(Data about app and page elements)

——

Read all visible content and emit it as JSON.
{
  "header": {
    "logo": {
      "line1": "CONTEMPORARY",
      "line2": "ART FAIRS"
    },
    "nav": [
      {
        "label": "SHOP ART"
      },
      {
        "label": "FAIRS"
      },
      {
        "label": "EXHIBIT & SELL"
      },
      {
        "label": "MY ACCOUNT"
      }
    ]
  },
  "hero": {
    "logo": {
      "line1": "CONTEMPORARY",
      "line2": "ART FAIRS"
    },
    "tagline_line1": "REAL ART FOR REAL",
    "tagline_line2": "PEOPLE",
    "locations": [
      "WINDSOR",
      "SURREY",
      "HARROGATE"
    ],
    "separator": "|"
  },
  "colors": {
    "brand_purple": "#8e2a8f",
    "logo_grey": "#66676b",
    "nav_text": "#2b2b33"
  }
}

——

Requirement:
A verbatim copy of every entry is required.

Response below:
Read all visible content and emit it as JSON.
{
  "header": {
    "logo": {
      "line1": "CONTEMPORARY",
      "line2": "ART FAIRS"
    },
    "nav": [
      {
        "label": "SHOP ART"
      },
      {
        "label": "FAIRS"
      },
      {
        "label": "EXHIBIT & SELL"
      },
      {
        "label": "MY ACCOUNT"
      }
    ]
  },
  "hero": {
    "logo": {
      "line1": "CONTEMPORARY",
      "line2": "ART FAIRS"
    },
    "tagline_line1": "REAL ART FOR REAL",
    "tagline_line2": "PEOPLE",
    "locations": [
      "WINDSOR",
      "SURREY",
      "HARROGATE"
    ],
    "separator": "|"
  },
  "colors": {
    "brand_purple": "#8e2a8f",
    "logo_grey": "#66676b",
    "nav_text": "#2b2b33"
  }
}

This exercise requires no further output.